DNA-Mediated Charge Transport in Redox Sensing and Signaling
The transport of charge through the DNA base-pair stack offers a route to carry out redox chemistry at a distance. Here we describe characteristics of this chemistry that have been elucidated and how this chemistry may be utilized within the cell. The shallow distance dependence associated with these redox reactions permits DNA-mediated signaling over long molecular distances in the genome and facilitates the activation of redox-sensitive transcription factors globally in response to oxidative stress. The long-range funneling of oxidative damage to sites of low oxidation potential in the genome also may provide a means of protection within the cell.
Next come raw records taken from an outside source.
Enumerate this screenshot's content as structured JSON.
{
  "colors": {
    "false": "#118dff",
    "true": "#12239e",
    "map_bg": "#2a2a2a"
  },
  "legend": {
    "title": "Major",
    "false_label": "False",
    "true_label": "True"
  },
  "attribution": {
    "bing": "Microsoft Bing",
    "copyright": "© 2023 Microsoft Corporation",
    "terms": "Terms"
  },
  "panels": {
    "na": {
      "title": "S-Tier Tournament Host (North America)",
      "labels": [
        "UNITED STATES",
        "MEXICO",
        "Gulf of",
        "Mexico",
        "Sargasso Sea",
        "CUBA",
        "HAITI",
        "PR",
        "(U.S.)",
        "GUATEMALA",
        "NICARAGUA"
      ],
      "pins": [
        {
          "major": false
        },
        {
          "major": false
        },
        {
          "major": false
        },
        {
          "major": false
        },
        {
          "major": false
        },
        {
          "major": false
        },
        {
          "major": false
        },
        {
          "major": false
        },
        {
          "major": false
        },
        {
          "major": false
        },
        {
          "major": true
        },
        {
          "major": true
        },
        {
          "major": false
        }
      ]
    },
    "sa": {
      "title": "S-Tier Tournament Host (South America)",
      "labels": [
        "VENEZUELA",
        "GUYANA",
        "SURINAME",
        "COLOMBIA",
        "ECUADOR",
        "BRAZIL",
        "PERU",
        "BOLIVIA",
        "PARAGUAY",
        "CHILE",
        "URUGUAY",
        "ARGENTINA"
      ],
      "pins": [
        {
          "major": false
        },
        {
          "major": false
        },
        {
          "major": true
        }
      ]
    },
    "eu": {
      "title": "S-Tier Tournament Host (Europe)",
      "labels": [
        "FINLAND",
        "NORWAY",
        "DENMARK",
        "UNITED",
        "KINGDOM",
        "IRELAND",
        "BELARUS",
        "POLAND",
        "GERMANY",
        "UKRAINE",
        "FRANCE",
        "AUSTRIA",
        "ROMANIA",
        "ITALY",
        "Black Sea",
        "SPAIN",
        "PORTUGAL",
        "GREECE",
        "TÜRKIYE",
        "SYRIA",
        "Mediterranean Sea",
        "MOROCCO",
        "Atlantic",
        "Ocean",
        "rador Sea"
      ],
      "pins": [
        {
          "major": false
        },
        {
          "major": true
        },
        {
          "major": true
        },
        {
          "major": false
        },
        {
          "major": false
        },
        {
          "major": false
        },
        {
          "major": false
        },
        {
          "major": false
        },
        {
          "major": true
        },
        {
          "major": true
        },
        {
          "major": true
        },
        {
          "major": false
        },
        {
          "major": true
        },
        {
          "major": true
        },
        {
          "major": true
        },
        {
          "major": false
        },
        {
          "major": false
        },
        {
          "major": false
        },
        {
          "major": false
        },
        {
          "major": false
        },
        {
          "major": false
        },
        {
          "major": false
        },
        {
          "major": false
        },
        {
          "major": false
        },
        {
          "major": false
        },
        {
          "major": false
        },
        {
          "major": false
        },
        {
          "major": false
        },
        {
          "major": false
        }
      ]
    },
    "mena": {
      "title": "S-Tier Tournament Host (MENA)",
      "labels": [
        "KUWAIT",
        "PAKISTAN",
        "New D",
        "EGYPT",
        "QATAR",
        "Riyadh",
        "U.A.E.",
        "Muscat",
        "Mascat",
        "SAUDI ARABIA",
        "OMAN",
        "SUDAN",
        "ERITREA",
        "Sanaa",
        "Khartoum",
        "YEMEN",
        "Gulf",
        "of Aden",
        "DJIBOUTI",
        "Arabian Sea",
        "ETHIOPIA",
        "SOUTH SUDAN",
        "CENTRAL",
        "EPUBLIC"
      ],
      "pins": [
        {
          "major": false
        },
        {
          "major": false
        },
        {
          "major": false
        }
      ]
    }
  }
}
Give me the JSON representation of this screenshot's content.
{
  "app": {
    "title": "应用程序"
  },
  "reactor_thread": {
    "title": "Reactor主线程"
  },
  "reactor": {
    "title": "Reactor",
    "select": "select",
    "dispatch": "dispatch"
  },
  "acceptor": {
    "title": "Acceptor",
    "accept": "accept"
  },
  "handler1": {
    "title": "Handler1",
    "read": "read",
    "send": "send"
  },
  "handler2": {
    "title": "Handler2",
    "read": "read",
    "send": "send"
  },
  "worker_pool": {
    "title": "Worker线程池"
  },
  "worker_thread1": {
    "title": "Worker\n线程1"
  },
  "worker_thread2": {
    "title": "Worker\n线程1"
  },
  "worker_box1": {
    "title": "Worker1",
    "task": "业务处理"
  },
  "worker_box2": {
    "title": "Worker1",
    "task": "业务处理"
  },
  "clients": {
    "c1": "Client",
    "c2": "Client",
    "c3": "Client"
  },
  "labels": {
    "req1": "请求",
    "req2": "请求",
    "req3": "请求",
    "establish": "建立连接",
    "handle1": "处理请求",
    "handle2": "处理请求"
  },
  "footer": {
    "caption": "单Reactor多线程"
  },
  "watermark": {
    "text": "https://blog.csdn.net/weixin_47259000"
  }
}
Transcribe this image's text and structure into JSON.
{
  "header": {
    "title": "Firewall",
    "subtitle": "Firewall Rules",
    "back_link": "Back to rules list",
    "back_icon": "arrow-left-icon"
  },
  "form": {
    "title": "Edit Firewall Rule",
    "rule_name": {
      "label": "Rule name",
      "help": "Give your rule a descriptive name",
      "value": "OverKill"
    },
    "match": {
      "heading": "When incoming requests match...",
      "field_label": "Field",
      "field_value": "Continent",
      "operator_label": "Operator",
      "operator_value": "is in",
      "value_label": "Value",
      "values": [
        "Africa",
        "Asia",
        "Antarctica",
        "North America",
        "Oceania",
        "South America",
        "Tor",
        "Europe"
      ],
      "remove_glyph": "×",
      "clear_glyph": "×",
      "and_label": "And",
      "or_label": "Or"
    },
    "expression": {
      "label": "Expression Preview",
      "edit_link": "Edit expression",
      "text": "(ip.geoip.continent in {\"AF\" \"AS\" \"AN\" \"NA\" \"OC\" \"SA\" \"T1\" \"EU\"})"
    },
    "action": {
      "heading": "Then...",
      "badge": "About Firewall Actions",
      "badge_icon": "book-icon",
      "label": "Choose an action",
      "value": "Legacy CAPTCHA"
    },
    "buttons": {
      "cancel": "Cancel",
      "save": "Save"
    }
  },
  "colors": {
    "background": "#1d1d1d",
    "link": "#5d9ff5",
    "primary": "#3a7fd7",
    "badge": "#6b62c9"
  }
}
Furthermore, the sensitivity of DNA charge transport to perturbations in base-pair stacking, as may arise with base lesions and mismatches, may be used as a route to scan the genome for damage as a first step in DNA repair. Thus, the ability of double-helical DNA in mediating redox chemistry at a distance provides a natural mechanism for redox sensing and signaling in the genome.
© 2010 American Chemical Society. Received September 9, 2009. Publication Date (Web): January 4, 2010. We thank the NIH for their financial support of the research described here. We also thank our co-workers and collaborators for their hard work, fortitude, courage, and creativity in elucidating this chemistry.
Accepted Version - nihms168596.pdf
Supplemental Material - ja907669c_si_001.pdf